Work order ->
The records that follow are to be reproduced exactly. Any pictures in them are left out.

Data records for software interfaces
○ ○ ○ ○
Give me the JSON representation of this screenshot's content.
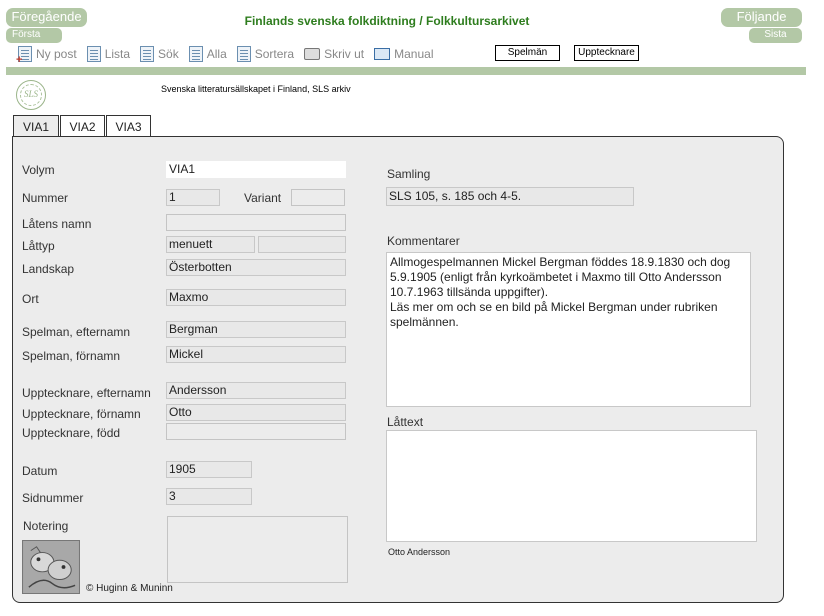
{
  "nav": {
    "prev_label": "Föregående",
    "first_label": "Första",
    "next_label": "Följande",
    "last_label": "Sista",
    "title": "Finlands svenska folkdiktning / Folkkultursarkivet"
  },
  "toolbar": {
    "items": [
      {
        "label": "Ny post",
        "icon": "new-post-icon"
      },
      {
        "label": "Lista",
        "icon": "list-icon"
      },
      {
        "label": "Sök",
        "icon": "search-doc-icon"
      },
      {
        "label": "Alla",
        "icon": "all-icon"
      },
      {
        "label": "Sortera",
        "icon": "sort-icon"
      },
      {
        "label": "Skriv ut",
        "icon": "printer-icon"
      },
      {
        "label": "Manual",
        "icon": "book-icon"
      }
    ],
    "spelman_label": "Spelmän",
    "upptecknare_label": "Upptecknare"
  },
  "header": {
    "logo_text": "SLS",
    "subtitle": "Svenska litteratursällskapet i Finland, SLS arkiv"
  },
  "tabs": [
    "VIA1",
    "VIA2",
    "VIA3"
  ],
  "form": {
    "volym": {
      "label": "Volym",
      "value": "VIA1"
    },
    "nummer": {
      "label": "Nummer",
      "value": "1"
    },
    "variant": {
      "label": "Variant",
      "value": ""
    },
    "latens_namn": {
      "label": "Låtens namn",
      "value": ""
    },
    "lattyp": {
      "label": "Låttyp",
      "value": "menuett",
      "value2": ""
    },
    "landskap": {
      "label": "Landskap",
      "value": "Österbotten"
    },
    "ort": {
      "label": "Ort",
      "value": "Maxmo"
    },
    "spelman_efternamn": {
      "label": "Spelman, efternamn",
      "value": "Bergman"
    },
    "spelman_fornamn": {
      "label": "Spelman, förnamn",
      "value": "Mickel"
    },
    "upptecknare_efternamn": {
      "label": "Upptecknare, efternamn",
      "value": "Andersson"
    },
    "upptecknare_fornamn": {
      "label": "Upptecknare, förnamn",
      "value": "Otto"
    },
    "upptecknare_fodd": {
      "label": "Upptecknare, född",
      "value": ""
    },
    "datum": {
      "label": "Datum",
      "value": "1905"
    },
    "sidnummer": {
      "label": "Sidnummer",
      "value": "3"
    },
    "notering": {
      "label": "Notering",
      "value": ""
    },
    "samling": {
      "label": "Samling",
      "value": "SLS 105, s. 185 och 4-5."
    },
    "kommentarer": {
      "label": "Kommentarer",
      "value": "Allmogespelmannen Mickel Bergman föddes 18.9.1830 och dog 5.9.1905 (enligt från kyrkoämbetet i Maxmo till Otto Andersson 10.7.1963 tillsända uppgifter).\nLäs mer om och se en bild på Mickel Bergman under rubriken spelmännen."
    },
    "lattext": {
      "label": "Låttext",
      "value": ""
    },
    "lattext_caption": "Otto Andersson"
  },
  "footer": {
    "copyright": "© Huginn & Muninn"
  }
}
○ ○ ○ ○
Solved problem ->
Give me the JSON representation of this screenshot's content.
{
  "nav": {
    "prev_label": "Föregående",
    "first_label": "Första",
    "next_label": "Följande",
    "last_label": "Sista",
    "title": "Finlands svenska folkdiktning / Folkkultursarkivet"
  },
  "toolbar": {
    "items": [
      {
        "label": "Ny post",
        "icon": "new-post-icon"
      },
      {
        "label": "Lista",
        "icon": "list-icon"
      },
      {
        "label": "Sök",
        "icon": "search-doc-icon"
      },
      {
        "label": "Alla",
        "icon": "all-icon"
      },
      {
        "label": "Sortera",
        "icon": "sort-icon"
      },
      {
        "label": "Skriv ut",
        "icon": "printer-icon"
      },
      {
        "label": "Manual",
        "icon": "book-icon"
      }
    ],
    "spelman_label": "Spelmän",
    "upptecknare_label": "Upptecknare"
  },
  "header": {
    "logo_text": "SLS",
    "subtitle": "Svenska litteratursällskapet i Finland, SLS arkiv"
  },
  "tabs": [
    "VIA1",
    "VIA2",
    "VIA3"
  ],
  "form": {
    "volym": {
      "label": "Volym",
      "value": "VIA1"
    },
    "nummer": {
      "label": "Nummer",
      "value": "1"
    },
    "variant": {
      "label": "Variant",
      "value": ""
    },
    "latens_namn": {
      "label": "Låtens namn",
      "value": ""
    },
    "lattyp": {
      "label": "Låttyp",
      "value": "menuett",
      "value2": ""
    },
    "landskap": {
      "label": "Landskap",
      "value": "Österbotten"
    },
    "ort": {
      "label": "Ort",
      "value": "Maxmo"
    },
    "spelman_efternamn": {
      "label": "Spelman, efternamn",
      "value": "Bergman"
    },
    "spelman_fornamn": {
      "label": "Spelman, förnamn",
      "value": "Mickel"
    },
    "upptecknare_efternamn": {
      "label": "Upptecknare, efternamn",
      "value": "Andersson"
    },
    "upptecknare_fornamn": {
      "label": "Upptecknare, förnamn",
      "value": "Otto"
    },
    "upptecknare_fodd": {
      "label": "Upptecknare, född",
      "value": ""
    },
    "datum": {
      "label": "Datum",
      "value": "1905"
    },
    "sidnummer": {
      "label": "Sidnummer",
      "value": "3"
    },
    "notering": {
      "label": "Notering",
      "value": ""
    },
    "samling": {
      "label": "Samling",
      "value": "SLS 105, s. 185 och 4-5."
    },
    "kommentarer": {
      "label": "Kommentarer",
      "value": "Allmogespelmannen Mickel Bergman föddes 18.9.1830 och dog 5.9.1905 (enligt från kyrkoämbetet i Maxmo till Otto Andersson 10.7.1963 tillsända uppgifter).\nLäs mer om och se en bild på Mickel Bergman under rubriken spelmännen."
    },
    "lattext": {
      "label": "Låttext",
      "value": ""
    },
    "lattext_caption": "Otto Andersson"
  },
  "footer": {
    "copyright": "© Huginn & Muninn"
  }
}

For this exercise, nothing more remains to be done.